Every record below, from the first line to the last, is to be set down again exactly.

[Data records for software interfaces]
[Start of Attachment]

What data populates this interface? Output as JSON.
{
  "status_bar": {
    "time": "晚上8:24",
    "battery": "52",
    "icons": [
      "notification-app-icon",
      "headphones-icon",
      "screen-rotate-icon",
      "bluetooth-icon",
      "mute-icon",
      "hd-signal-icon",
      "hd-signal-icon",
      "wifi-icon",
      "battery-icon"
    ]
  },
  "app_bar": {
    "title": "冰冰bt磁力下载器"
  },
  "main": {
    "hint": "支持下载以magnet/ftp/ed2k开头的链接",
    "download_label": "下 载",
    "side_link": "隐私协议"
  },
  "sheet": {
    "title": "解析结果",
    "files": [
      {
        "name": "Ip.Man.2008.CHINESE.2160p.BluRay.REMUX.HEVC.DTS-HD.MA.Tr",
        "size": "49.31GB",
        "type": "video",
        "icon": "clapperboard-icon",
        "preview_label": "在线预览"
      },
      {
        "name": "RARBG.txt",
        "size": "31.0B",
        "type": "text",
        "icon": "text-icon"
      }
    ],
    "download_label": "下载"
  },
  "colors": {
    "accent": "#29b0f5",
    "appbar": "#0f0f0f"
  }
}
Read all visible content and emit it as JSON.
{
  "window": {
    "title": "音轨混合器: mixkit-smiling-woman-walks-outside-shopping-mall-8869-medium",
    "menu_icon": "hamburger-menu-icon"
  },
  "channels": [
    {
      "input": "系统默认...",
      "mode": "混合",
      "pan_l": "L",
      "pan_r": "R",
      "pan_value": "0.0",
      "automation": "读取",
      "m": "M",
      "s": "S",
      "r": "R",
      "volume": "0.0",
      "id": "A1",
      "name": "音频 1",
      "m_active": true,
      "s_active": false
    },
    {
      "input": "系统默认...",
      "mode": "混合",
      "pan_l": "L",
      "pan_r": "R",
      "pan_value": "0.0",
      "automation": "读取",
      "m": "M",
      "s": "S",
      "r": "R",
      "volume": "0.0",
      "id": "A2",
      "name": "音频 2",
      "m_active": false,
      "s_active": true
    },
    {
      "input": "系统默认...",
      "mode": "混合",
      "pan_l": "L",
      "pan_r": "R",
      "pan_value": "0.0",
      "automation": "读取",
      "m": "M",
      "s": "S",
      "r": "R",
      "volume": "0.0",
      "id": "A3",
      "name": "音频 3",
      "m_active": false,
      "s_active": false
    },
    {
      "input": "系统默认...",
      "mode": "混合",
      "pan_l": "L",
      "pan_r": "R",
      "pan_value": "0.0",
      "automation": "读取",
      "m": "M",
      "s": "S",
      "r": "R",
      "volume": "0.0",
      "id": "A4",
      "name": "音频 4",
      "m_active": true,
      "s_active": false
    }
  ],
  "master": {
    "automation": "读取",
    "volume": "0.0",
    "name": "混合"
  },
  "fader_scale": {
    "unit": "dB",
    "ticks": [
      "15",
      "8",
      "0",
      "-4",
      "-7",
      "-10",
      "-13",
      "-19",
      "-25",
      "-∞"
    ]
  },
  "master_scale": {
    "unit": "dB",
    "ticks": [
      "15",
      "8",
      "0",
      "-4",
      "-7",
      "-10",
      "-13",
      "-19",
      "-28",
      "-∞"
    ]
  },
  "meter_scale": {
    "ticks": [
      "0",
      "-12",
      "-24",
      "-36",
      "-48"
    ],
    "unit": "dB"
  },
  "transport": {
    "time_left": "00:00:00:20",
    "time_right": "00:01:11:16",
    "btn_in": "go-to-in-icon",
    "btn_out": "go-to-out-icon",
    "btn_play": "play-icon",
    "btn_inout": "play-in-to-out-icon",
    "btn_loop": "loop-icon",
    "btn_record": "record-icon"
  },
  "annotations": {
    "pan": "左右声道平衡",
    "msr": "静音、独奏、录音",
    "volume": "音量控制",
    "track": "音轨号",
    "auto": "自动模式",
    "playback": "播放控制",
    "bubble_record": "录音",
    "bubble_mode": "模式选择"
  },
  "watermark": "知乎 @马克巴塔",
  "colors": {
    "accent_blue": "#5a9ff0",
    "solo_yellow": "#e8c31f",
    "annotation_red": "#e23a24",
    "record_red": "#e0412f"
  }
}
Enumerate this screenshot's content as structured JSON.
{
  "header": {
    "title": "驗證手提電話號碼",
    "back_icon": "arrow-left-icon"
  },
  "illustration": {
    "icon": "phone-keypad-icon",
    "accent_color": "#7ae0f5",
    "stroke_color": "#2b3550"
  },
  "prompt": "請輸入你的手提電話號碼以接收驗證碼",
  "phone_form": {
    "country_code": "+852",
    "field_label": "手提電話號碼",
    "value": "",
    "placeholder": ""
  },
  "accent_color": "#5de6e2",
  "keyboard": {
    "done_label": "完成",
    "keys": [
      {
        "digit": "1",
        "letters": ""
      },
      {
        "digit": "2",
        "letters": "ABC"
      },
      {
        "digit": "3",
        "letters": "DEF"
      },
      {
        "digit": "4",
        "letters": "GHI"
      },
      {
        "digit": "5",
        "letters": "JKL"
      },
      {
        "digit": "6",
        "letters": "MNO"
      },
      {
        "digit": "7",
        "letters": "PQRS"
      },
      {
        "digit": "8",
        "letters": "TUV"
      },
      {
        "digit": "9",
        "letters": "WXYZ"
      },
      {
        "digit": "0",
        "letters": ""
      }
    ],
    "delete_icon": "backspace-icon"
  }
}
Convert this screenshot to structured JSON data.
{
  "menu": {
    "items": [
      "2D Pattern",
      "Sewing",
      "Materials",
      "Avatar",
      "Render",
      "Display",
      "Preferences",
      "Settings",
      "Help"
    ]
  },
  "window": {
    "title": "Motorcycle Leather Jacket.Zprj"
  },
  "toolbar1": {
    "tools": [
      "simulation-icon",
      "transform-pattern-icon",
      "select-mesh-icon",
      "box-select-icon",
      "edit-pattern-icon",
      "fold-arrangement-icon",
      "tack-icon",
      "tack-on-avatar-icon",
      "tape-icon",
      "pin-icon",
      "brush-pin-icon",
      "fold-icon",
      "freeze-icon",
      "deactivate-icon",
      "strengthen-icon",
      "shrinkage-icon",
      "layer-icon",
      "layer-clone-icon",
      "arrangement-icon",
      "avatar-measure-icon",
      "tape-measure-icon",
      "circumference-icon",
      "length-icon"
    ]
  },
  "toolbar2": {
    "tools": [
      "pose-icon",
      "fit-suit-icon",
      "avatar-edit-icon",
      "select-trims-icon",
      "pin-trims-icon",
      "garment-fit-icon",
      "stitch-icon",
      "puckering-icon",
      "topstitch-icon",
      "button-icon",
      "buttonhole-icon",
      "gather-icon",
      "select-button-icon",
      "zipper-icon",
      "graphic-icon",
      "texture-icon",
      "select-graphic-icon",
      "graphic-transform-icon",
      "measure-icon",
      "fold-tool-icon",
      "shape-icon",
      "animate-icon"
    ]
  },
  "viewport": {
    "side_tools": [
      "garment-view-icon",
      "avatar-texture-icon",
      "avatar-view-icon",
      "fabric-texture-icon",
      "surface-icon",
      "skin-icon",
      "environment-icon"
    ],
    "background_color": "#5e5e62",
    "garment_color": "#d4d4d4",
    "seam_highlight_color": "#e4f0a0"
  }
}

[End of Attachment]

• _Finished task_:
What data populates this interface? Output as JSON.
{
  "status_bar": {
    "time": "晚上8:24",
    "battery": "52",
    "icons": [
      "notification-app-icon",
      "headphones-icon",
      "screen-rotate-icon",
      "bluetooth-icon",
      "mute-icon",
      "hd-signal-icon",
      "hd-signal-icon",
      "wifi-icon",
      "battery-icon"
    ]
  },
  "app_bar": {
    "title": "冰冰bt磁力下载器"
  },
  "main": {
    "hint": "支持下载以magnet/ftp/ed2k开头的链接",
    "download_label": "下 载",
    "side_link": "隐私协议"
  },
  "sheet": {
    "title": "解析结果",
    "files": [
      {
        "name": "Ip.Man.2008.CHINESE.2160p.BluRay.REMUX.HEVC.DTS-HD.MA.Tr",
        "size": "49.31GB",
        "type": "video",
        "icon": "clapperboard-icon",
        "preview_label": "在线预览"
      },
      {
        "name": "RARBG.txt",
        "size": "31.0B",
        "type": "text",
        "icon": "text-icon"
      }
    ],
    "download_label": "下载"
  },
  "colors": {
    "accent": "#29b0f5",
    "appbar": "#0f0f0f"
  }
}
Read all visible content and emit it as JSON.
{
  "window": {
    "title": "音轨混合器: mixkit-smiling-woman-walks-outside-shopping-mall-8869-medium",
    "menu_icon": "hamburger-menu-icon"
  },
  "channels": [
    {
      "input": "系统默认...",
      "mode": "混合",
      "pan_l": "L",
      "pan_r": "R",
      "pan_value": "0.0",
      "automation": "读取",
      "m": "M",
      "s": "S",
      "r": "R",
      "volume": "0.0",
      "id": "A1",
      "name": "音频 1",
      "m_active": true,
      "s_active": false
    },
    {
      "input": "系统默认...",
      "mode": "混合",
      "pan_l": "L",
      "pan_r": "R",
      "pan_value": "0.0",
      "automation": "读取",
      "m": "M",
      "s": "S",
      "r": "R",
      "volume": "0.0",
      "id": "A2",
      "name": "音频 2",
      "m_active": false,
      "s_active": true
    },
    {
      "input": "系统默认...",
      "mode": "混合",
      "pan_l": "L",
      "pan_r": "R",
      "pan_value": "0.0",
      "automation": "读取",
      "m": "M",
      "s": "S",
      "r": "R",
      "volume": "0.0",
      "id": "A3",
      "name": "音频 3",
      "m_active": false,
      "s_active": false
    },
    {
      "input": "系统默认...",
      "mode": "混合",
      "pan_l": "L",
      "pan_r": "R",
      "pan_value": "0.0",
      "automation": "读取",
      "m": "M",
      "s": "S",
      "r": "R",
      "volume": "0.0",
      "id": "A4",
      "name": "音频 4",
      "m_active": true,
      "s_active": false
    }
  ],
  "master": {
    "automation": "读取",
    "volume": "0.0",
    "name": "混合"
  },
  "fader_scale": {
    "unit": "dB",
    "ticks": [
      "15",
      "8",
      "0",
      "-4",
      "-7",
      "-10",
      "-13",
      "-19",
      "-25",
      "-∞"
    ]
  },
  "master_scale": {
    "unit": "dB",
    "ticks": [
      "15",
      "8",
      "0",
      "-4",
      "-7",
      "-10",
      "-13",
      "-19",
      "-28",
      "-∞"
    ]
  },
  "meter_scale": {
    "ticks": [
      "0",
      "-12",
      "-24",
      "-36",
      "-48"
    ],
    "unit": "dB"
  },
  "transport": {
    "time_left": "00:00:00:20",
    "time_right": "00:01:11:16",
    "btn_in": "go-to-in-icon",
    "btn_out": "go-to-out-icon",
    "btn_play": "play-icon",
    "btn_inout": "play-in-to-out-icon",
    "btn_loop": "loop-icon",
    "btn_record": "record-icon"
  },
  "annotations": {
    "pan": "左右声道平衡",
    "msr": "静音、独奏、录音",
    "volume": "音量控制",
    "track": "音轨号",
    "auto": "自动模式",
    "playback": "播放控制",
    "bubble_record": "录音",
    "bubble_mode": "模式选择"
  },
  "watermark": "知乎 @马克巴塔",
  "colors": {
    "accent_blue": "#5a9ff0",
    "solo_yellow": "#e8c31f",
    "annotation_red": "#e23a24",
    "record_red": "#e0412f"
  }
}
Enumerate this screenshot's content as structured JSON.
{
  "header": {
    "title": "驗證手提電話號碼",
    "back_icon": "arrow-left-icon"
  },
  "illustration": {
    "icon": "phone-keypad-icon",
    "accent_color": "#7ae0f5",
    "stroke_color": "#2b3550"
  },
  "prompt": "請輸入你的手提電話號碼以接收驗證碼",
  "phone_form": {
    "country_code": "+852",
    "field_label": "手提電話號碼",
    "value": "",
    "placeholder": ""
  },
  "accent_color": "#5de6e2",
  "keyboard": {
    "done_label": "完成",
    "keys": [
      {
        "digit": "1",
        "letters": ""
      },
      {
        "digit": "2",
        "letters": "ABC"
      },
      {
        "digit": "3",
        "letters": "DEF"
      },
      {
        "digit": "4",
        "letters": "GHI"
      },
      {
        "digit": "5",
        "letters": "JKL"
      },
      {
        "digit": "6",
        "letters": "MNO"
      },
      {
        "digit": "7",
        "letters": "PQRS"
      },
      {
        "digit": "8",
        "letters": "TUV"
      },
      {
        "digit": "9",
        "letters": "WXYZ"
      },
      {
        "digit": "0",
        "letters": ""
      }
    ],
    "delete_icon": "backspace-icon"
  }
}
Convert this screenshot to structured JSON data.
{
  "menu": {
    "items": [
      "2D Pattern",
      "Sewing",
      "Materials",
      "Avatar",
      "Render",
      "Display",
      "Preferences",
      "Settings",
      "Help"
    ]
  },
  "window": {
    "title": "Motorcycle Leather Jacket.Zprj"
  },
  "toolbar1": {
    "tools": [
      "simulation-icon",
      "transform-pattern-icon",
      "select-mesh-icon",
      "box-select-icon",
      "edit-pattern-icon",
      "fold-arrangement-icon",
      "tack-icon",
      "tack-on-avatar-icon",
      "tape-icon",
      "pin-icon",
      "brush-pin-icon",
      "fold-icon",
      "freeze-icon",
      "deactivate-icon",
      "strengthen-icon",
      "shrinkage-icon",
      "layer-icon",
      "layer-clone-icon",
      "arrangement-icon",
      "avatar-measure-icon",
      "tape-measure-icon",
      "circumference-icon",
      "length-icon"
    ]
  },
  "toolbar2": {
    "tools": [
      "pose-icon",
      "fit-suit-icon",
      "avatar-edit-icon",
      "select-trims-icon",
      "pin-trims-icon",
      "garment-fit-icon",
      "stitch-icon",
      "puckering-icon",
      "topstitch-icon",
      "button-icon",
      "buttonhole-icon",
      "gather-icon",
      "select-button-icon",
      "zipper-icon",
      "graphic-icon",
      "texture-icon",
      "select-graphic-icon",
      "graphic-transform-icon",
      "measure-icon",
      "fold-tool-icon",
      "shape-icon",
      "animate-icon"
    ]
  },
  "viewport": {
    "side_tools": [
      "garment-view-icon",
      "avatar-texture-icon",
      "avatar-view-icon",
      "fabric-texture-icon",
      "surface-icon",
      "skin-icon",
      "environment-icon"
    ],
    "background_color": "#5e5e62",
    "garment_color": "#d4d4d4",
    "seam_highlight_color": "#e4f0a0"
  }
}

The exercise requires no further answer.